"Mr Stalgis made no contact with anyone, he answered none of the letters. He kept this to himself," Mr Sharp said.
The only time it seems he did try to make contact with the solicitors was via the phone on May 7 when the office was unmanned during the early May bank holiday. The following day Stalgis called in sick to work.
"We can't say exactly when it was that Mr Stalgis killed Angela Conoby but it is likely that it was around this time around the 7th or 8th of May, when for the first time we know not why he called the solicitors and called in sick to work," Mr Sharp said.
Ms Conoby was last seen alive on April 25 when she and Stalgis attended a family funeral and the last time she spoke to anyone is believed to have been on April 29 when she spoke on the telephone.
Following a lengthy subsequent silence, Ms Conoby's sister, Michaela, grew concerned and after being told not to visit by Stalgis and then receiving no response when she knocked on the door, she called the police.
After his arrest, at the police station Stalgis confided that he had "done a really bad thing" and asked for forgiveness "for killing the woman he loved", the court heard. Officers also discovered he had cuts to his left wrist that may have indicated a suicide attempt.
Later, when he was formally interviewed, he made no comment to the police's questions.

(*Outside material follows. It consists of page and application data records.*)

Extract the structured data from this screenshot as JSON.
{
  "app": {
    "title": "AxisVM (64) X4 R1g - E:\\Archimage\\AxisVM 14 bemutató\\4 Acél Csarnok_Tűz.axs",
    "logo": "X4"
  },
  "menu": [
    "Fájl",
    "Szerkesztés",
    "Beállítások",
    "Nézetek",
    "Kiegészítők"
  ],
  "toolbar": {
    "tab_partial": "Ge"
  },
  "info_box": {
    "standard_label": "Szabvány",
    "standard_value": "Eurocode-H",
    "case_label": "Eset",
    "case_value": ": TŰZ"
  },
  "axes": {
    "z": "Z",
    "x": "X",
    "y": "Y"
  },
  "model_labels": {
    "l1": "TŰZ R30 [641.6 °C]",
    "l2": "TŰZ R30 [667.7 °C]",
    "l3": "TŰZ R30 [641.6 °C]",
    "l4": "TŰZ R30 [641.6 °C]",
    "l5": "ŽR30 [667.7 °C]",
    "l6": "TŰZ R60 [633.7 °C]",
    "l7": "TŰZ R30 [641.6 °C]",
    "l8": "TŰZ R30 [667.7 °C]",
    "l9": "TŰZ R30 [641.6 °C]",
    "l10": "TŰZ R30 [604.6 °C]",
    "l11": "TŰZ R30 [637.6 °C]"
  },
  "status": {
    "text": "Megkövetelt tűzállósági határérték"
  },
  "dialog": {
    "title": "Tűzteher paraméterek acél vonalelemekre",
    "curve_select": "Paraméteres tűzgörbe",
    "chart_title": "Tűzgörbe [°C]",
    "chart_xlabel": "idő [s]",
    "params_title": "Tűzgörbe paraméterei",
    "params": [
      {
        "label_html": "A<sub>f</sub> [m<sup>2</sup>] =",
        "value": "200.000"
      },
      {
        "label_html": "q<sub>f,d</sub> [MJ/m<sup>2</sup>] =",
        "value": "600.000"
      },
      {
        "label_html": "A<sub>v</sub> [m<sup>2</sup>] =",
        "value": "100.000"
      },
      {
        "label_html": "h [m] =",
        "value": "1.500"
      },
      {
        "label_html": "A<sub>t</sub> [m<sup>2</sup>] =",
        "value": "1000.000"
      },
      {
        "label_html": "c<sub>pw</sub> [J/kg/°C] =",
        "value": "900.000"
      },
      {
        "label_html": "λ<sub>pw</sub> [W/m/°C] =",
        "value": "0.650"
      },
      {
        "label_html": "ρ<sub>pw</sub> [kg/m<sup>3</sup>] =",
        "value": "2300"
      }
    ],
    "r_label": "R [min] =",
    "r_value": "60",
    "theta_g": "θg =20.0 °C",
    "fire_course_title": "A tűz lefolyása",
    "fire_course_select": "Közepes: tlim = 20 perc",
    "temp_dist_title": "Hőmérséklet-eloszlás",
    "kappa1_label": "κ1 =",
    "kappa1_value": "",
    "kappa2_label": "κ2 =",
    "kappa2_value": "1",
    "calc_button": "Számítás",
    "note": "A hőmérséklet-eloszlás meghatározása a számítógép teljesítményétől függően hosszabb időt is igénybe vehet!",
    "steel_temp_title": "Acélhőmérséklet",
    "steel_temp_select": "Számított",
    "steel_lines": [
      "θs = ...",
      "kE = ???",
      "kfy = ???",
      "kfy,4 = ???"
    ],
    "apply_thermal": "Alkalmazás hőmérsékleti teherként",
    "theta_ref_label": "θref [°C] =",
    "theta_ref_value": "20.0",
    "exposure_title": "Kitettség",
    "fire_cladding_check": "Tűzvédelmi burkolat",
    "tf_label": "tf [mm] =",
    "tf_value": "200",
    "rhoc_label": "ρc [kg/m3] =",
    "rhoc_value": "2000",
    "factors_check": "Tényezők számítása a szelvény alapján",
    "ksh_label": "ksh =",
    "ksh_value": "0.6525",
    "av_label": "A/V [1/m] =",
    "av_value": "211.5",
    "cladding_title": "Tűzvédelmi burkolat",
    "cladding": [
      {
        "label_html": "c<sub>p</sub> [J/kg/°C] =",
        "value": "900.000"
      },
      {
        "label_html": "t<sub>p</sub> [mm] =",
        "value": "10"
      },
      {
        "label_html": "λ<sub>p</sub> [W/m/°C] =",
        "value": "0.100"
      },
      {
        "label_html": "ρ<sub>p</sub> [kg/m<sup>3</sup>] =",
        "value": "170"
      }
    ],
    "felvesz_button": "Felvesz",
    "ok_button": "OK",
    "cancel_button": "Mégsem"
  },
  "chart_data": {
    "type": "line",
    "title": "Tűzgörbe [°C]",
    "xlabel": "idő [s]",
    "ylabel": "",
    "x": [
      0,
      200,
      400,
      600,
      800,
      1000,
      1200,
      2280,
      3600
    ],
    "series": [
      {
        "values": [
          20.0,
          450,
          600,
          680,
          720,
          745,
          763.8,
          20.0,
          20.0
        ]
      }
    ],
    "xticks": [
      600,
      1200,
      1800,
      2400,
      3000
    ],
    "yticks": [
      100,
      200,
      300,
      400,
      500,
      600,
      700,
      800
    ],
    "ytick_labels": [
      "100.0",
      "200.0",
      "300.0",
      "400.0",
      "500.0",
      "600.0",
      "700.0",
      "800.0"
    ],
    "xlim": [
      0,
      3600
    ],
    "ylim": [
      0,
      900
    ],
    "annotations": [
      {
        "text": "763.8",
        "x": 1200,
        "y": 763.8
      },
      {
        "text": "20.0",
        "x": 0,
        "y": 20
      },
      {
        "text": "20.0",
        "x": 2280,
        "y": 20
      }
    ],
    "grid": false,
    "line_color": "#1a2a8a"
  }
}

At the house, police found a pile of letters from solicitors and an apparent suicide note written by Stalgis which was addressed to Ms Conoby's sister and her partner. The letter was read out in court and said: "I lost the house and I killed the love of my life. I cannot live with the shame, please forgive me if you can. I deserve to rot in hell. As my friends and family I'm so, so sorry to put you all through this. I love you."
Mr Sharp said a pathologist and forensic scientists who examined Ms Conoby's body found that she had died after a "violent attack with a sharp implement, probably the knife that had been beside her on the floor". On the hilt of the knife, forensics found traces of Ms Conoby's blood.
Ms Conoby had suffered numerous knife wounds including a large wound in her neck, Mr Sharp said, adding: "She had quickly bled to death. She had died where she was found. Her body had not been moved.
"The nature of the injuries he inflicted on Angela.. make it clear to the Crown that he intended her to at the very least cause very serious harm."
Stalgis is charged with Ms Conoby's murder between April 28 and May 22 this year.
The trial continues.